Analysis: Auto industry's resurgence turns into political asset for President Obama
Melanie Maxwell | AnnArbor.com
The resurgence of the U.S. auto industry is quickly turning into a political asset for President Barack Obama.
Obama, speaking this morning to a crowd of 4,000 at the University of Michigan in Ann Arbor, was not bashful about highlighting the auto industry's comeback.
"We placed our bets on the American auto industry and today the American auto industry is back," he said. "Jobs are coming back."
Obama's comments come as General Motors, Ford and Chrysler are collectively expected to add several thousand jobs in Michigan and throughout the U.S. in 2012.
That comes on top of thousands of jobs they've added since the implosion of the industry in 2009, when GM and Chrysler filed for bankruptcy backed by $50 billion in funds from the federal government.
Michigan's manufacturing sector is expected to account for about 27.3 percent of the state's new jobs over the next two years, according to a forecast in November by U-M economists. The sector, which added 19,000 jobs in 2010 and 25,000 in 2011, is expected to add 21,000 over the next two years.
Although the auto bailouts weren't altogether popular at first, the Obama administration now believes that the bailouts will prove to be a valuable political tool.
"Some politicians were willing to let this die," Obama said at the Al Glick Field House. "We said no — we believe in the workers of this state. I believe in American ingenuity."
Obama's comments reflect a "very thinly veiled" slam at former Massachusetts Gov. Mitt Romney, said Michael Traugott, a University of Michigan political scientist.
"He declared it a non-campaign event so that expenses would be covered by the White House," Traugott said of Obama's appearance in Ann Arbor. "But once the (Republican presidential) primary started — even back into the fall — he’s moved into campaign mode."
For Obama, Romney looms as a significant threat to win Michigan if he secures the Republican presidential nomination. Although an EPIC-MRA poll released Friday by the Detroit Free Press indicated that Obama leads Romney by about 8 percentage points in a hypothetical Michigan matchup, political analysts say Romney could win the state, which would deal a huge blow to Obama's re-election prospects.
But in Michigan, Romney will be forced to defend a New York Times editorial titled "Let Detroit Go Bankrupt" that he published during the auto crisis.
Offering a preemptive retort, Romney released an open letter to the president this morning asserting that Obama's "promises now ring hollow."
"If you have brought new ideas to Michigan for creating jobs, why have you waited three years to unveil them? Have you suddenly had a revelation, or is it because 2012 is an election year? Whatever the case, what you are offering Michigan now is too little, too late," Romney wrote.

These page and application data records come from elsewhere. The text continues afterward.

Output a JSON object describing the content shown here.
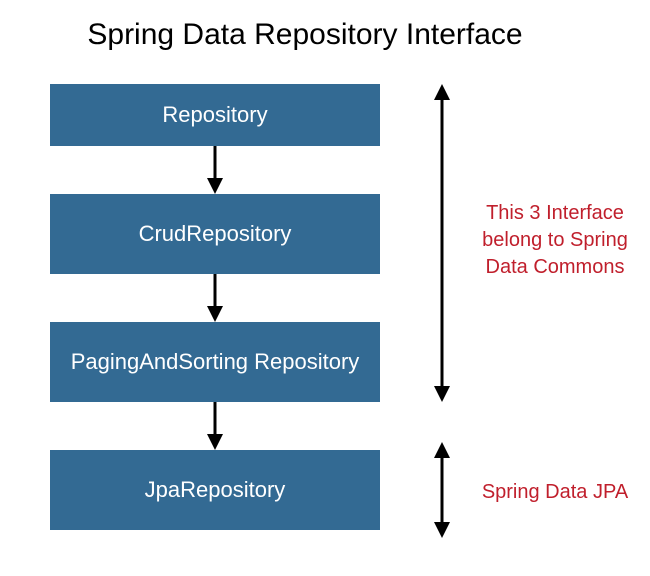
{
  "title": "Spring Data Repository Interface",
  "boxes": {
    "repository": "Repository",
    "crud": "CrudRepository",
    "paging": "PagingAndSorting Repository",
    "jpa": "JpaRepository"
  },
  "annotations": {
    "commons": "This 3 Interface belong to Spring Data Commons",
    "jpa": "Spring Data JPA"
  },
  "colors": {
    "box_bg": "#336a93",
    "box_text": "#ffffff",
    "annotation": "#c01f2c",
    "arrow": "#000000"
  }
}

He added: "What Michigan needs, and what the country needs, is not four more years of economic mismanagement and failed leadership, but a fundamental change in direction. I was born and raised in Michigan at a time when our state was the pride of America. With new leadership, Michigan can feel that pride once more."
Without mentioning Romney, Obama portrayed himself as a leading proponent of manufacturing in a state where manufacturing is still king.
"Part of my argument — part of the argument of Michigan’s congressional delegation — is that when manufacturing does well, the entire economy does well," he said. "The service sector does well if manufacturing’s doing well. So we’ve got to make sure America isn’t just buying stuff but we’re also selling stuff all around the world — products stamped with those three proud words: 'Made in America.'"
Traugott said Obama's message on manufacturing would not just appeal to the Rust Belt.
"I don’t think that any major world economy can ignore manufacturing as a foundational element, so I think that’s a theme that plays all across the country," he said.
Much of Obama's speech was recycled from his State of the Union address Tuesday, when he reiterated his support for higher taxes on Americans making more than $250,000 a year.
Although congressional Republicans are likely to block efforts to raise taxes on the richest citizens, Obama's message found a receptive audience in Ann Arbor.
Obama's focus on college affordability reflects a "populist theme because college is expensive," Traugott said.
Much of the blame for rising tuition falls to reduced support from state governments.
"The federal government actually has a limited degree of freedom in influencing colleges," Traugott said. "But he does have some levers that he can pull."